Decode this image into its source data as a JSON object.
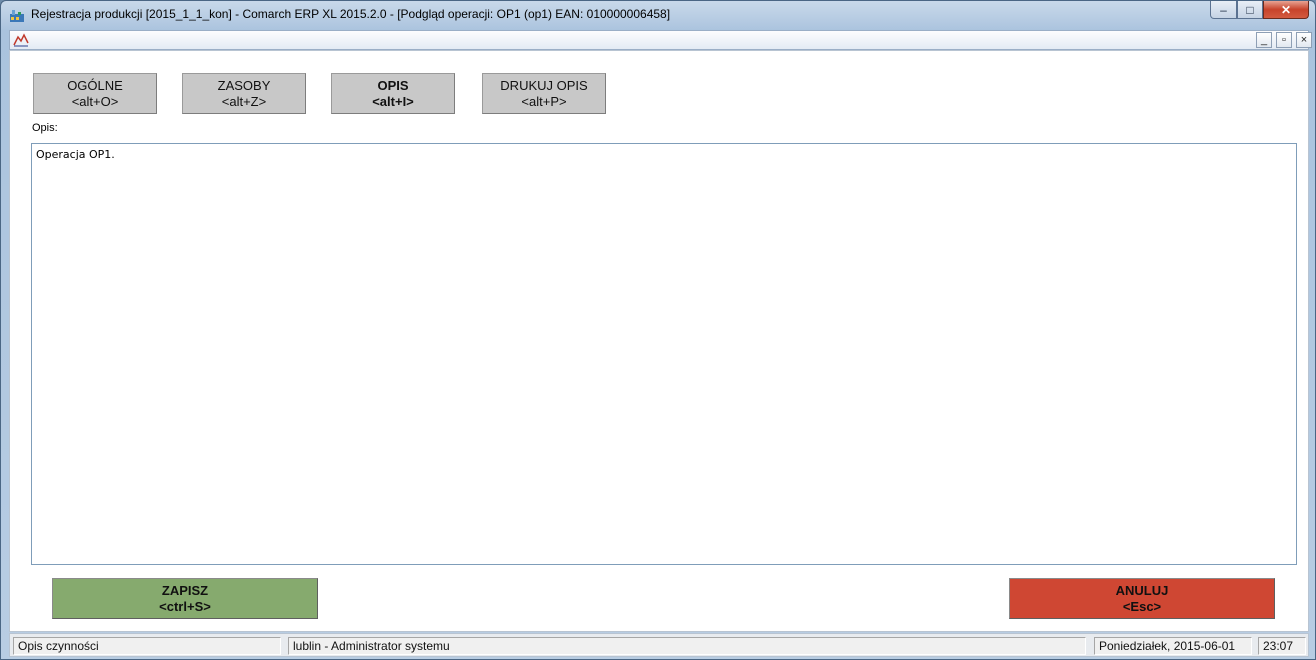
{
  "window": {
    "title": "Rejestracja produkcji [2015_1_1_kon] - Comarch ERP XL 2015.2.0 - [Podgląd operacji: OP1 (op1) EAN: 010000006458]",
    "controls": {
      "minimize": "–",
      "maximize": "□",
      "close": "✕"
    }
  },
  "mdi": {
    "minimize": "_",
    "restore": "▫",
    "close": "×"
  },
  "tabs": [
    {
      "label": "OGÓLNE",
      "shortcut": "<alt+O>"
    },
    {
      "label": "ZASOBY",
      "shortcut": "<alt+Z>"
    },
    {
      "label": "OPIS",
      "shortcut": "<alt+I>"
    },
    {
      "label": "DRUKUJ OPIS",
      "shortcut": "<alt+P>"
    }
  ],
  "opis": {
    "label": "Opis:",
    "value": "Operacja OP1."
  },
  "actions": {
    "save": {
      "label": "ZAPISZ",
      "shortcut": "<ctrl+S>"
    },
    "cancel": {
      "label": "ANULUJ",
      "shortcut": "<Esc>"
    }
  },
  "status": {
    "action": "Opis czynności",
    "user": "lublin - Administrator systemu",
    "date": "Poniedziałek, 2015-06-01",
    "time": "23:07"
  },
  "colors": {
    "save": "#86aa6e",
    "cancel": "#cf4733",
    "tab": "#c8c8c8"
  }
}
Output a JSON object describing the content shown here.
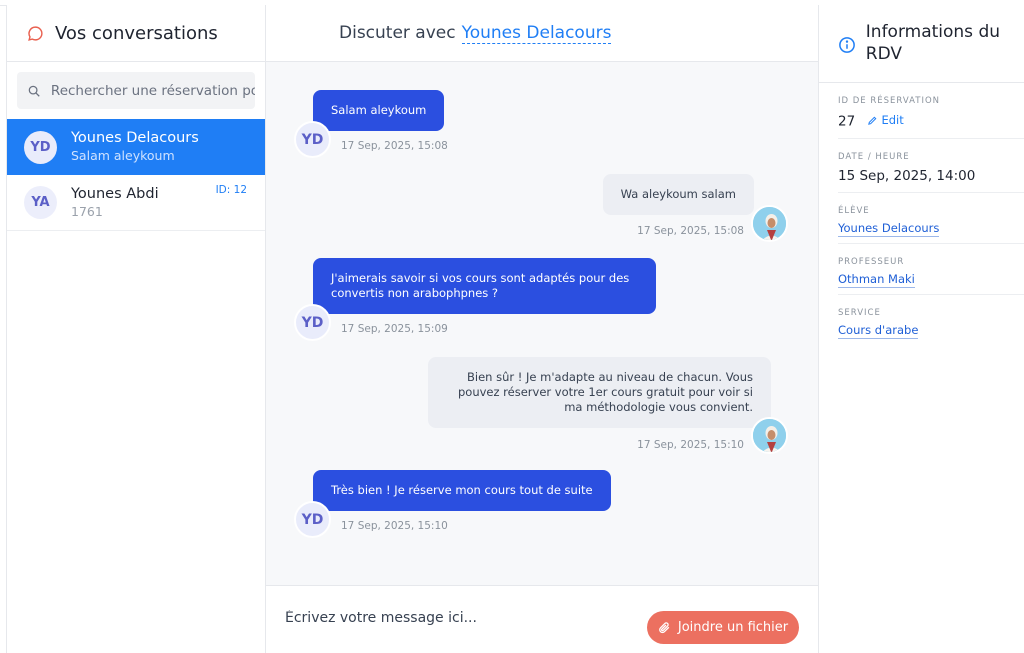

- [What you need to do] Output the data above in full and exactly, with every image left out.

- [Result of the task]
Decode this image into its source data as a JSON object.
{
  "window": {
    "title": "Rejestracja produkcji [2015_1_1_kon] - Comarch ERP XL 2015.2.0 - [Podgląd operacji: OP1 (op1) EAN: 010000006458]",
    "controls": {
      "minimize": "–",
      "maximize": "□",
      "close": "✕"
    }
  },
  "mdi": {
    "minimize": "_",
    "restore": "▫",
    "close": "×"
  },
  "tabs": [
    {
      "label": "OGÓLNE",
      "shortcut": "<alt+O>"
    },
    {
      "label": "ZASOBY",
      "shortcut": "<alt+Z>"
    },
    {
      "label": "OPIS",
      "shortcut": "<alt+I>"
    },
    {
      "label": "DRUKUJ OPIS",
      "shortcut": "<alt+P>"
    }
  ],
  "opis": {
    "label": "Opis:",
    "value": "Operacja OP1."
  },
  "actions": {
    "save": {
      "label": "ZAPISZ",
      "shortcut": "<ctrl+S>"
    },
    "cancel": {
      "label": "ANULUJ",
      "shortcut": "<Esc>"
    }
  },
  "status": {
    "action": "Opis czynności",
    "user": "lublin - Administrator systemu",
    "date": "Poniedziałek, 2015-06-01",
    "time": "23:07"
  },
  "colors": {
    "save": "#86aa6e",
    "cancel": "#cf4733",
    "tab": "#c8c8c8"
  }
}
Output a JSON object describing the content shown here.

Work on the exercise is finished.